Susan Wloszczyna: Yes, popcorn movies should get more respect. But the academy is not ready to embrace comic book movies and spy thrillers just yet apparently. they left the 10th best pic spot open this year and Skyfall could have easily filled that slot. But they chose not to. But take solace in the fact that Adele singing the theme will be a high point. And Bond will get his due with a tribute.
Bryan Alexander: Was that a subtle Quantum of Solace joke? Woz
Susan Wloszczyna: Don’t give me that much credit, Bryan, but I will take it.
Jakeem of Atlanta asks:
I don’t know if any of you believe in Oscar omens and precursors, but here’s one to consider for the Best Supporting Actor race. If you hadn’t noticed, the last three winners in the category had names beginning with the letters C-H-R-I-S — that is, Christoph Waltz (2009), Christian Bale (2010) and Christopher Plummer (2011). So don’t be surprised if Waltz wins again Sunday night.
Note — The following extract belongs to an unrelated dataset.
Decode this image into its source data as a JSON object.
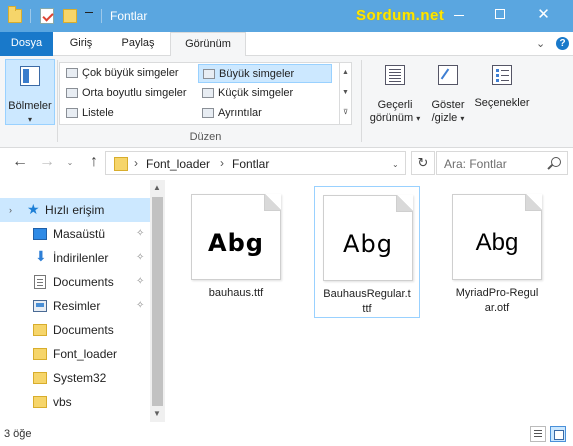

Remember, between 1978 and 1981, the winners of the Best Supporting Actress award had the initials M.S.— Maggie Smith, Meryl Streep, Mary Steenburgen and Maureen Stapleton.
Bryan Alexander: I feel like Woz put this in to back up her Waltz theory
Susan Wloszczyna: I love how your mind works, Jakeem. If you have any other conspiracy theories about awards shows, send them along. It would make great reading. Maybe I will keep my Waltz prediction intact after all. When I have time I will try to find other patterns in the Oscar winners — maybe a Q type person could be recruited to assist me.
Bryan Alexander: I have the answer. Daniel Day-Lewis won an Oscar playing Christy Brown in My Left Foot and I am sure part of that personality remains in Day Lewis. He’s so method. So he’s sort of a Chris. End of conspiracy theory. Mr. Daniel “Chris” Day-Lewis please come get your Oscar
Oops, that’s Supporting Actor. Nevermind
Susan Wloszczyna: Oh and Sissy Spacek was born on Christmas Day. That is why she won for Coal Miner’s Daughter.
John Elliot: Unfortunately, it’s time for us to wrap up
Thank you Woz and Bryan! And a VERY big thank you to all our readers who participated and submitted questions.
Bryan Alexander: Thank you all. I’ll be backstage at the Oscars. Look for me on the backstage camera!
Susan Wloszczyna: And I will be in the office, suffering through the endless show with the rest of you and trying to make sense of it all. Conspiracies and all. Have fun and happy Oscar day to you all.
John Elliot: And look for Bryan backstage Oscar night at @BryAlexand
Remember: you can submit your burning movie questions all week long, right here.
Thank you all for joining us for the USA TODAY Movie Forum! Please join us again next Wednesday at 3 PM EST/12 PM PST for another edition of Movie Forum.
Enjoy the Oscars, everyone! Meet us back here next week to discuss the winners and losers!